(INFORMATION SHOWN)
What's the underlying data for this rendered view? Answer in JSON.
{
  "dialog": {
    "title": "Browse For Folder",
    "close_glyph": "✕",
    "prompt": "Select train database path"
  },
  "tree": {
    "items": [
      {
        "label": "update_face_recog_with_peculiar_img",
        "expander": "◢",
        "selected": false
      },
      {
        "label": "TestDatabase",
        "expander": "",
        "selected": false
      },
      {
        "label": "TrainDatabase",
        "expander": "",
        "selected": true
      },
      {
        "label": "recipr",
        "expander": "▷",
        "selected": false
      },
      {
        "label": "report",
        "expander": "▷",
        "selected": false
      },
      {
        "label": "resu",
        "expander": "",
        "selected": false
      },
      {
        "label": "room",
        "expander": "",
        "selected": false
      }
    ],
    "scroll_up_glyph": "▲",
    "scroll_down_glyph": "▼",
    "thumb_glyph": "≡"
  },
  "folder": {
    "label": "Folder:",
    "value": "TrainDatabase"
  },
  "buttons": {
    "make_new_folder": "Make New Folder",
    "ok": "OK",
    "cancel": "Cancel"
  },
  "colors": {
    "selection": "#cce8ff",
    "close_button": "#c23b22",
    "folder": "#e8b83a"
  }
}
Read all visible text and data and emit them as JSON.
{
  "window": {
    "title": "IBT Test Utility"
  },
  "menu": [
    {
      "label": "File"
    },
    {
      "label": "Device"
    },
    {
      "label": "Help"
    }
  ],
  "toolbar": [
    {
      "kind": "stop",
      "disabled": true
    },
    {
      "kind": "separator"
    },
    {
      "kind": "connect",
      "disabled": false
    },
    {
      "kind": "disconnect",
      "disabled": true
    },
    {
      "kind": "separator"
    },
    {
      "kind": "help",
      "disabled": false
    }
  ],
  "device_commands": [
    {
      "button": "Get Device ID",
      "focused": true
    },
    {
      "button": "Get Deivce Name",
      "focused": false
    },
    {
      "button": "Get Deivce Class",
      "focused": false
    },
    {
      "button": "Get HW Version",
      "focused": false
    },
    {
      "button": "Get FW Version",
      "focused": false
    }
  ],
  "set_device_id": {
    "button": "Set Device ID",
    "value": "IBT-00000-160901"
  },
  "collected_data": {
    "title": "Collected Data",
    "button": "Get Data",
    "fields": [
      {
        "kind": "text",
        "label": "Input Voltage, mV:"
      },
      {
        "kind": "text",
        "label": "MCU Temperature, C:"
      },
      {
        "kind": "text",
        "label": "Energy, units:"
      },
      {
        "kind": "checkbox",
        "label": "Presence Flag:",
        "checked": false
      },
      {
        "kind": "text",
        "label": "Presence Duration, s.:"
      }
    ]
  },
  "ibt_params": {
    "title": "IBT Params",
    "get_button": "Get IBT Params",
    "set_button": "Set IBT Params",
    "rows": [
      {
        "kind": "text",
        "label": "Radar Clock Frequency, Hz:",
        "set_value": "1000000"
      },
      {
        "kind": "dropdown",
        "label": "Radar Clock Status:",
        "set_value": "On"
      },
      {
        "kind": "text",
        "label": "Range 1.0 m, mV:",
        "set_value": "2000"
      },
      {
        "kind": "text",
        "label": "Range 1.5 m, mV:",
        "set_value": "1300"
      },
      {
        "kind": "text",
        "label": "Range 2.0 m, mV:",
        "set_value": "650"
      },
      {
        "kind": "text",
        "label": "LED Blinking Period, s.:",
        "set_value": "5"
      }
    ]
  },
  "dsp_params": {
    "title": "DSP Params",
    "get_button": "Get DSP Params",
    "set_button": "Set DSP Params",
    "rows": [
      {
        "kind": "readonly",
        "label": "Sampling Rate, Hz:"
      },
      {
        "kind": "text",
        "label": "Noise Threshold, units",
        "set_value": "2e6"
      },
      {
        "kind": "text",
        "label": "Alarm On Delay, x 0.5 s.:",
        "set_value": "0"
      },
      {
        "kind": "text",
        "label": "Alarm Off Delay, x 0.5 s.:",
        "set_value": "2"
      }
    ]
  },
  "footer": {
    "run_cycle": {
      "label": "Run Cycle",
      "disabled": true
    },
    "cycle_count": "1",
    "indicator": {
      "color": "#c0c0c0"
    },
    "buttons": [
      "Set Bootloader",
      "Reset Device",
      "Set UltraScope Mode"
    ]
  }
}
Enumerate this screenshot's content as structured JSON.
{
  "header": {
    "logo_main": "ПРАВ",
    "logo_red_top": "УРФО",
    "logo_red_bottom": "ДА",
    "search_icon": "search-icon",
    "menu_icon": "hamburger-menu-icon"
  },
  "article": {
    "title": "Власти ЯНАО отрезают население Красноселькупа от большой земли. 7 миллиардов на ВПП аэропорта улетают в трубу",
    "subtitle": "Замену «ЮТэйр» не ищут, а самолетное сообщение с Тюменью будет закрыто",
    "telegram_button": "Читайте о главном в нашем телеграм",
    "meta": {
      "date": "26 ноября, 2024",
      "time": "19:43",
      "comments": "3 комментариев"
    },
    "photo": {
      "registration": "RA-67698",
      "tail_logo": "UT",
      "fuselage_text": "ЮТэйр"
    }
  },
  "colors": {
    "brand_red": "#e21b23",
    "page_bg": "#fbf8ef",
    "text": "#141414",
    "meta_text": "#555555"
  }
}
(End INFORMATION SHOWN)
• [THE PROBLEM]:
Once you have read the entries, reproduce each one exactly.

• [TASK ANSWER]:
What's the underlying data for this rendered view? Answer in JSON.
{
  "dialog": {
    "title": "Browse For Folder",
    "close_glyph": "✕",
    "prompt": "Select train database path"
  },
  "tree": {
    "items": [
      {
        "label": "update_face_recog_with_peculiar_img",
        "expander": "◢",
        "selected": false
      },
      {
        "label": "TestDatabase",
        "expander": "",
        "selected": false
      },
      {
        "label": "TrainDatabase",
        "expander": "",
        "selected": true
      },
      {
        "label": "recipr",
        "expander": "▷",
        "selected": false
      },
      {
        "label": "report",
        "expander": "▷",
        "selected": false
      },
      {
        "label": "resu",
        "expander": "",
        "selected": false
      },
      {
        "label": "room",
        "expander": "",
        "selected": false
      }
    ],
    "scroll_up_glyph": "▲",
    "scroll_down_glyph": "▼",
    "thumb_glyph": "≡"
  },
  "folder": {
    "label": "Folder:",
    "value": "TrainDatabase"
  },
  "buttons": {
    "make_new_folder": "Make New Folder",
    "ok": "OK",
    "cancel": "Cancel"
  },
  "colors": {
    "selection": "#cce8ff",
    "close_button": "#c23b22",
    "folder": "#e8b83a"
  }
}
Read all visible text and data and emit them as JSON.
{
  "window": {
    "title": "IBT Test Utility"
  },
  "menu": [
    {
      "label": "File"
    },
    {
      "label": "Device"
    },
    {
      "label": "Help"
    }
  ],
  "toolbar": [
    {
      "kind": "stop",
      "disabled": true
    },
    {
      "kind": "separator"
    },
    {
      "kind": "connect",
      "disabled": false
    },
    {
      "kind": "disconnect",
      "disabled": true
    },
    {
      "kind": "separator"
    },
    {
      "kind": "help",
      "disabled": false
    }
  ],
  "device_commands": [
    {
      "button": "Get Device ID",
      "focused": true
    },
    {
      "button": "Get Deivce Name",
      "focused": false
    },
    {
      "button": "Get Deivce Class",
      "focused": false
    },
    {
      "button": "Get HW Version",
      "focused": false
    },
    {
      "button": "Get FW Version",
      "focused": false
    }
  ],
  "set_device_id": {
    "button": "Set Device ID",
    "value": "IBT-00000-160901"
  },
  "collected_data": {
    "title": "Collected Data",
    "button": "Get Data",
    "fields": [
      {
        "kind": "text",
        "label": "Input Voltage, mV:"
      },
      {
        "kind": "text",
        "label": "MCU Temperature, C:"
      },
      {
        "kind": "text",
        "label": "Energy, units:"
      },
      {
        "kind": "checkbox",
        "label": "Presence Flag:",
        "checked": false
      },
      {
        "kind": "text",
        "label": "Presence Duration, s.:"
      }
    ]
  },
  "ibt_params": {
    "title": "IBT Params",
    "get_button": "Get IBT Params",
    "set_button": "Set IBT Params",
    "rows": [
      {
        "kind": "text",
        "label": "Radar Clock Frequency, Hz:",
        "set_value": "1000000"
      },
      {
        "kind": "dropdown",
        "label": "Radar Clock Status:",
        "set_value": "On"
      },
      {
        "kind": "text",
        "label": "Range 1.0 m, mV:",
        "set_value": "2000"
      },
      {
        "kind": "text",
        "label": "Range 1.5 m, mV:",
        "set_value": "1300"
      },
      {
        "kind": "text",
        "label": "Range 2.0 m, mV:",
        "set_value": "650"
      },
      {
        "kind": "text",
        "label": "LED Blinking Period, s.:",
        "set_value": "5"
      }
    ]
  },
  "dsp_params": {
    "title": "DSP Params",
    "get_button": "Get DSP Params",
    "set_button": "Set DSP Params",
    "rows": [
      {
        "kind": "readonly",
        "label": "Sampling Rate, Hz:"
      },
      {
        "kind": "text",
        "label": "Noise Threshold, units",
        "set_value": "2e6"
      },
      {
        "kind": "text",
        "label": "Alarm On Delay, x 0.5 s.:",
        "set_value": "0"
      },
      {
        "kind": "text",
        "label": "Alarm Off Delay, x 0.5 s.:",
        "set_value": "2"
      }
    ]
  },
  "footer": {
    "run_cycle": {
      "label": "Run Cycle",
      "disabled": true
    },
    "cycle_count": "1",
    "indicator": {
      "color": "#c0c0c0"
    },
    "buttons": [
      "Set Bootloader",
      "Reset Device",
      "Set UltraScope Mode"
    ]
  }
}
Enumerate this screenshot's content as structured JSON.
{
  "header": {
    "logo_main": "ПРАВ",
    "logo_red_top": "УРФО",
    "logo_red_bottom": "ДА",
    "search_icon": "search-icon",
    "menu_icon": "hamburger-menu-icon"
  },
  "article": {
    "title": "Власти ЯНАО отрезают население Красноселькупа от большой земли. 7 миллиардов на ВПП аэропорта улетают в трубу",
    "subtitle": "Замену «ЮТэйр» не ищут, а самолетное сообщение с Тюменью будет закрыто",
    "telegram_button": "Читайте о главном в нашем телеграм",
    "meta": {
      "date": "26 ноября, 2024",
      "time": "19:43",
      "comments": "3 комментариев"
    },
    "photo": {
      "registration": "RA-67698",
      "tail_logo": "UT",
      "fuselage_text": "ЮТэйр"
    }
  },
  "colors": {
    "brand_red": "#e21b23",
    "page_bg": "#fbf8ef",
    "text": "#141414",
    "meta_text": "#555555"
  }
}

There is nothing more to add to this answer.